As soon as we got off the boat you could see hundreds of penguins waiting to greet you. The majority of penguins on Isla Martillo are Magellanic penguins. Closely related to African penguins, Magellanic penguins have a black mask across their face and wide black bands at their throat. They migrate up north in the winter months, sometimes as far as Brazil.
I saw the penguins on Martillo Island in March right before they were starting to migrate so they were molting their coats in preparation. So cute!
The Magellanic penguins are pretty curious and will come up to you although the guides ask you to stay 3m back to help protect them. They generally breed in burrows or under bushes. It was adorable seeing them come up for their little underground burrows!
Gentoo penguins are black with distinctive orange on their feet and beaks. The groups of Gentoo penguins on Martillo Island are much smaller than the Magellanic Penguins, we just saw a few of them. It was still such a treat to see these awesome looking creatures, as the majority of the population in the world lives Antarctic peninsula.
And a King Penguin?!
I was beyond excited and surprised to see a king penguin on Isla Martillo, as they do not advertise this. King penguins are not usually found outside the Antarctic circle, and it’s relatively new that they’ve started appearing on the island. At the time we visited, there was just one lone king penguin.
It was so cute how the other Gentoo penguins were hanging out around him as if they were admiring him! King penguins have bright yellow and orange coloring and are similar in color and size to Emperor penguins.
After walking with the penguins, you take the boat back to the mainland and switch with the other group. While waiting, you can visit Museo Acatushun. It’s a small museum but has some interesting exhibits about the local species, marine mammals, and native bird species.
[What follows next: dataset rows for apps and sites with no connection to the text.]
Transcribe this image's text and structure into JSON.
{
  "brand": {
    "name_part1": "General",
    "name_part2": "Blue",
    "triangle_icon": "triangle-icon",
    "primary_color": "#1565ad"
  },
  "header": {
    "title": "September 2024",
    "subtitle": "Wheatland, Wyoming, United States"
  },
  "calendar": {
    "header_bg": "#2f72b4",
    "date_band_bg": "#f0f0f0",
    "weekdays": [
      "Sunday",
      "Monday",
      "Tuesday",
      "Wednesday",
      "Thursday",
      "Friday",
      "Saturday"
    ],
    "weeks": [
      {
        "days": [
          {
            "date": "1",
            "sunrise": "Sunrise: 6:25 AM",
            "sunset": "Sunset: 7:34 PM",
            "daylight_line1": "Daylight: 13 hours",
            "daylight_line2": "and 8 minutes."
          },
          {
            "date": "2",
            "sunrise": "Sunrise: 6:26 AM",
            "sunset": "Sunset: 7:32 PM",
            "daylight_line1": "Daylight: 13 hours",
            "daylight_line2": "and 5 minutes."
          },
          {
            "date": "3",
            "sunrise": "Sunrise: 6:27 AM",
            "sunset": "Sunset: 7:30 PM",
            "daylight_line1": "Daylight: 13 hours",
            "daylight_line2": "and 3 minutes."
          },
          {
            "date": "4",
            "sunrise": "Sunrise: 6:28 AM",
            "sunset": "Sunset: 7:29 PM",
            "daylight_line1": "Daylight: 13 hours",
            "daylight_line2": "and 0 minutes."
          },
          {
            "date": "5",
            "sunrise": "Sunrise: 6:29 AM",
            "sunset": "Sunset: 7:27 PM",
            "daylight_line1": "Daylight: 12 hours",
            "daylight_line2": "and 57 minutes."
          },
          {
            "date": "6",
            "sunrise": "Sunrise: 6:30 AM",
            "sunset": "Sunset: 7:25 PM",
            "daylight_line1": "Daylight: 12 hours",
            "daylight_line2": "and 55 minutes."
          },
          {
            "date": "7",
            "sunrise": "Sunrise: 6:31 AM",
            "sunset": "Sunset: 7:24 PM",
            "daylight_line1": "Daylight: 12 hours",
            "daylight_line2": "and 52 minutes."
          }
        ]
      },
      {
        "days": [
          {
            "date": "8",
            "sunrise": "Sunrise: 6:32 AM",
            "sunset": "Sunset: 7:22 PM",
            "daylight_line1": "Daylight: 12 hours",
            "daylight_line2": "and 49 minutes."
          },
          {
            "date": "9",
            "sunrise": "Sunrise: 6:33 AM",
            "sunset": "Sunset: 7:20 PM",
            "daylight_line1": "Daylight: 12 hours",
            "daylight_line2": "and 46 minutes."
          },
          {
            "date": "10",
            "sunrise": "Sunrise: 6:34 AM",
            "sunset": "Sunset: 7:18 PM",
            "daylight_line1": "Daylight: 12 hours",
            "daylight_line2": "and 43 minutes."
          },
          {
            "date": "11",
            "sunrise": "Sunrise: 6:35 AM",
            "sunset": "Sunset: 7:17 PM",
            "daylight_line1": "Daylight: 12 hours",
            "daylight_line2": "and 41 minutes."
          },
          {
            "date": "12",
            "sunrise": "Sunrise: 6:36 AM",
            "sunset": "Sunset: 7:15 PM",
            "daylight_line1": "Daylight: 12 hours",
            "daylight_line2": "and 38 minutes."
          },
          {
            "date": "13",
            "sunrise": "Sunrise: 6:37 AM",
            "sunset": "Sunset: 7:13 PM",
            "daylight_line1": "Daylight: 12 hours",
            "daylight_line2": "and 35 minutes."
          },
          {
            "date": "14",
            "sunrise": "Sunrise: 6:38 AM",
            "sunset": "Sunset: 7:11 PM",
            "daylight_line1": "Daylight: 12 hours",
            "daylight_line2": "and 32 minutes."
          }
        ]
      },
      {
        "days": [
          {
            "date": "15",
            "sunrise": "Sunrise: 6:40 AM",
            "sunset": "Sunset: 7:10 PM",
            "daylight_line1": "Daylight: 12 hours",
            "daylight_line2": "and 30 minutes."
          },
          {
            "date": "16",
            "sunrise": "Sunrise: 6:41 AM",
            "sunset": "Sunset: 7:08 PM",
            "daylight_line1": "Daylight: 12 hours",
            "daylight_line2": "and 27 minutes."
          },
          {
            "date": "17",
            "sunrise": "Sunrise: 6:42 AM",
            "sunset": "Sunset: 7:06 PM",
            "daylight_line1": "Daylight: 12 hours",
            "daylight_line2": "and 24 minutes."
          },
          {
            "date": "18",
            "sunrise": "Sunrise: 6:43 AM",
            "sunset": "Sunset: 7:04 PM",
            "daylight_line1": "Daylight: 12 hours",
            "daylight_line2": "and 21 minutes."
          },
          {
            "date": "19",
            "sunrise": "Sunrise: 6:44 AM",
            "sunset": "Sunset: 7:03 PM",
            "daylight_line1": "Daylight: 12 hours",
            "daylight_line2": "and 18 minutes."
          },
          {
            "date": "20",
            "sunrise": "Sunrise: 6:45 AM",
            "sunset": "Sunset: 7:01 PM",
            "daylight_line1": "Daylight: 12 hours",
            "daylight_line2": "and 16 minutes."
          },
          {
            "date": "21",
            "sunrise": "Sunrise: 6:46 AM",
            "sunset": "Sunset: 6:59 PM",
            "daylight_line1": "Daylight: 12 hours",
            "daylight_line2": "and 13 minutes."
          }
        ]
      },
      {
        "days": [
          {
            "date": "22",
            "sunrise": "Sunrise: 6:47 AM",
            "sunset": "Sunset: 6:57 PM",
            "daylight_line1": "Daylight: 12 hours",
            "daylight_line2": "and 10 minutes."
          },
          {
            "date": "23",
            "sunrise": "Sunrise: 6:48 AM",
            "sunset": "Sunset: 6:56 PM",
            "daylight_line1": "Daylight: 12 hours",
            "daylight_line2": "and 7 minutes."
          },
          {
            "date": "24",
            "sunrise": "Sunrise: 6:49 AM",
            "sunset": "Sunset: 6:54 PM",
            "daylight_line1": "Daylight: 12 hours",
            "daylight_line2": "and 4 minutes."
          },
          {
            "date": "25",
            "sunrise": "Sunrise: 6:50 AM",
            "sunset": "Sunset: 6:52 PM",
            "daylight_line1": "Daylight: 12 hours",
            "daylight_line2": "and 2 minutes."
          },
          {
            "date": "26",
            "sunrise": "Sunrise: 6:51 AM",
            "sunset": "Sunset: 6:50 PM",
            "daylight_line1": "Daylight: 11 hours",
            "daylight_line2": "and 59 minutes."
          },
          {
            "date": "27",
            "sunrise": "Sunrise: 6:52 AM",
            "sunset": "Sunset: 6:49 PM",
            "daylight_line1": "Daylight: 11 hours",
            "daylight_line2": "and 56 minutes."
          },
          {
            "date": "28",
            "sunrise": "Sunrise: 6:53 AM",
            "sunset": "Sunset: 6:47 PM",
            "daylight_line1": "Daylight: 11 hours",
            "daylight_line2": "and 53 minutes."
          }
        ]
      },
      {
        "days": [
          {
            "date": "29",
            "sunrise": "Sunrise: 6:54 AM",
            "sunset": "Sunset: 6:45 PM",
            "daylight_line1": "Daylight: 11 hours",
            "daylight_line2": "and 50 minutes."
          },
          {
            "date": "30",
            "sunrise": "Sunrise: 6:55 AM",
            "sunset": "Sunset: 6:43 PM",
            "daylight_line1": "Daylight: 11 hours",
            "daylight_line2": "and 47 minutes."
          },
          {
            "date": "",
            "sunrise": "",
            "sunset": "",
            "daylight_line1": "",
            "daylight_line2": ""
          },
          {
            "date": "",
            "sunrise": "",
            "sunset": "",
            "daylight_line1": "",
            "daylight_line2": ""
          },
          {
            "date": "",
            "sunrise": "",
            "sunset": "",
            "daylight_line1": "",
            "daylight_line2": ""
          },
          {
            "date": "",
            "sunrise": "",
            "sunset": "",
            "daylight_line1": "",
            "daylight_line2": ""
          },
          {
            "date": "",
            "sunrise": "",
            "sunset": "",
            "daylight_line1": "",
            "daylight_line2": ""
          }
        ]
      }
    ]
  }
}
The combined walking with penguins tour I tdid with Piratour also included a gorgeous three-hour boat ride back to Ushuaia through the Beagle channel, which divides Argentina and Chile. The landscape of the channel is stunning, I couldn’t look away for a minute without missing another beautiful scene.
In addition to the wonderful natural landscape, the channel is full of marine wildlife. We saw multiple humpback whales, swimming penguins, tons of birds, and a huge sea lion colony. It was the perfect ending to a magical day.
If you are a lover of penguins or wildlife encounters, I recommend coming to Ushuaia to visit the penguins. It’s an amazing eco-friendly way to see these incredible creatures up close in their natural habitat.
Other activities to do in Ushuaia, Argentina
Aside from the Penguins, Ushuaia is a stunning part of the world to explore. It’s the gateway to Antarctica, and if you’re lucky you may find a last-minute discounted cruise deal there. Ushuaia is part of Patagonia and the landscapes here do not disappoint. There are a number of great hikes to do in Ushuaia.
Where to stay in Ushuaia, Argentina
Budget: Staying in hostels will help reduce your overall costs in Ushuaia. I stayed at Antarctica Hostel and La Posta Hostel which are both lovely, clean places. La Posta Hostel is a little further out of town but the walk into town, which about 25 minutes, is beautiful.
Mid-range: Tierra de Leyendas has amazing reviews and looks like the coziest spot to spend a night. Ushuaia can be chilly, and it looks like a perfect place to warm up.
Luxury: If you want to pamper yourself after some trekking, Arakur Ushuaia Resort & Spa looks stunning. Outdoor swimming pool with views of the beagle channel? Yes, please!